## Directions for this task
Only lines below containing the string "descricao" should be counted; please give that count by itself.

## Records

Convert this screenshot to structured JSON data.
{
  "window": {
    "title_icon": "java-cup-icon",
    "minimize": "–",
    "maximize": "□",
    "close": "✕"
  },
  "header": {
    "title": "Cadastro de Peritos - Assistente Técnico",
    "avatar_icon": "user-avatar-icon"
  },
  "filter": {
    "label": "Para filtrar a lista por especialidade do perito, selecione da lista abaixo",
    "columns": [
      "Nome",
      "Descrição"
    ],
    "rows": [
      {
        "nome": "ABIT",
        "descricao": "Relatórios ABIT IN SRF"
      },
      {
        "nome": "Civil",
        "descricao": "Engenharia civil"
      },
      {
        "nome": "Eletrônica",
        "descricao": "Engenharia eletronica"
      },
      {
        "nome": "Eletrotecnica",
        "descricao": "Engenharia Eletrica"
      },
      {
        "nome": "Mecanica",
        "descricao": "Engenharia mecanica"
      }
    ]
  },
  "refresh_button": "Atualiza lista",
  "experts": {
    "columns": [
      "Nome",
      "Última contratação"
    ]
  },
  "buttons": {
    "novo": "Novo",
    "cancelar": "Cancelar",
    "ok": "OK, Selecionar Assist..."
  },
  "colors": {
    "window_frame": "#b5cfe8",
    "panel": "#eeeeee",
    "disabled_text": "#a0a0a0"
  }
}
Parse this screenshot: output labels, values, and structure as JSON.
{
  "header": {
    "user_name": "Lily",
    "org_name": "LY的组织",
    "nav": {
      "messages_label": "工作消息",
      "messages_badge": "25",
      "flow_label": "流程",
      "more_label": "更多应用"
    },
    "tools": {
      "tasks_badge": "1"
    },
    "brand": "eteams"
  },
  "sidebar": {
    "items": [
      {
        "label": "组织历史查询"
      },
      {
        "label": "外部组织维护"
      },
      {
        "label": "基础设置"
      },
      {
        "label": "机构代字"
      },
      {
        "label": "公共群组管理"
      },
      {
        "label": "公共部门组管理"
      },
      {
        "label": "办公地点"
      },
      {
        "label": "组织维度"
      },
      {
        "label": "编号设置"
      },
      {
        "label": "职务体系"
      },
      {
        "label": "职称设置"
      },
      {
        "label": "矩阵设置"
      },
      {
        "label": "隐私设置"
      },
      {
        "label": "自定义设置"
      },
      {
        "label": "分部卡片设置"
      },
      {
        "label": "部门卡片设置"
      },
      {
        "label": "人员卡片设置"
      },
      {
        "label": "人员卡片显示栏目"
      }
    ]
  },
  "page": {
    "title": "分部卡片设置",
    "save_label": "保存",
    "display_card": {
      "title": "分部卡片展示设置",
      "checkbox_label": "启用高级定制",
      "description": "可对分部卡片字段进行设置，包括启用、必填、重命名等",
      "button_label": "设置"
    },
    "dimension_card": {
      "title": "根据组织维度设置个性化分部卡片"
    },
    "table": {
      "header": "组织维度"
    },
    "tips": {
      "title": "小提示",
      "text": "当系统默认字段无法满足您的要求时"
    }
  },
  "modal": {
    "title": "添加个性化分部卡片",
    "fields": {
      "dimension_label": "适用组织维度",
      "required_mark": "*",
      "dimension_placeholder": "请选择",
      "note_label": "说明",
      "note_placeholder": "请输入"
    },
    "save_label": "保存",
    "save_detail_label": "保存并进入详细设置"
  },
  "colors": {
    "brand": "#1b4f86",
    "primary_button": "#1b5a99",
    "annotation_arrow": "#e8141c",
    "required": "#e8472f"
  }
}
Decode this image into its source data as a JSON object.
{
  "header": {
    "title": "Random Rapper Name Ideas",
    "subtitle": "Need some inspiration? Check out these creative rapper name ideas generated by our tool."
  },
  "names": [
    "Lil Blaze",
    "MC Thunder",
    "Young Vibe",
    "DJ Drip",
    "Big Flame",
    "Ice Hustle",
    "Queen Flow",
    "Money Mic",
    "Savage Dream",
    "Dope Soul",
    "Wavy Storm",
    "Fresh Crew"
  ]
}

## Response for this exercise
5